==== Records provided ====
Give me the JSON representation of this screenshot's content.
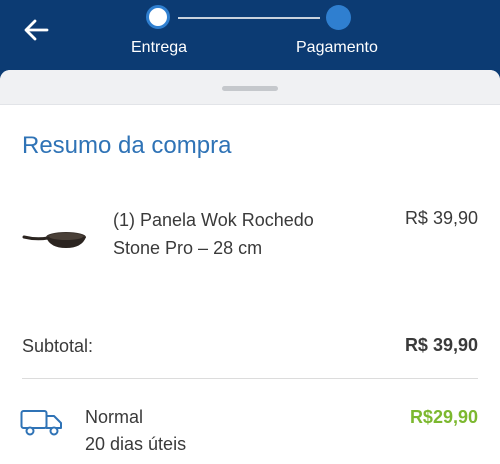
{
  "header": {
    "back_icon": "arrow-left-icon",
    "steps": [
      {
        "label": "Entrega",
        "state": "active"
      },
      {
        "label": "Pagamento",
        "state": "next"
      }
    ]
  },
  "summary": {
    "title": "Resumo da compra",
    "product": {
      "image_icon": "wok-pan-icon",
      "name": "(1) Panela Wok Rochedo Stone Pro – 28 cm",
      "price": "R$ 39,90"
    },
    "subtotal_label": "Subtotal:",
    "subtotal_value": "R$ 39,90",
    "shipping": {
      "icon": "truck-icon",
      "name": "Normal",
      "time": "20 dias úteis",
      "price": "R$29,90"
    }
  },
  "colors": {
    "header_bg": "#0c3b73",
    "accent_blue": "#2f73b6",
    "price_green": "#7cb82f"
  }
}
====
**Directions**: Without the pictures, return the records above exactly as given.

**Solution to this exercise**:
Give me the JSON representation of this screenshot's content.
{
  "header": {
    "back_icon": "arrow-left-icon",
    "steps": [
      {
        "label": "Entrega",
        "state": "active"
      },
      {
        "label": "Pagamento",
        "state": "next"
      }
    ]
  },
  "summary": {
    "title": "Resumo da compra",
    "product": {
      "image_icon": "wok-pan-icon",
      "name": "(1) Panela Wok Rochedo Stone Pro – 28 cm",
      "price": "R$ 39,90"
    },
    "subtotal_label": "Subtotal:",
    "subtotal_value": "R$ 39,90",
    "shipping": {
      "icon": "truck-icon",
      "name": "Normal",
      "time": "20 dias úteis",
      "price": "R$29,90"
    }
  },
  "colors": {
    "header_bg": "#0c3b73",
    "accent_blue": "#2f73b6",
    "price_green": "#7cb82f"
  }
}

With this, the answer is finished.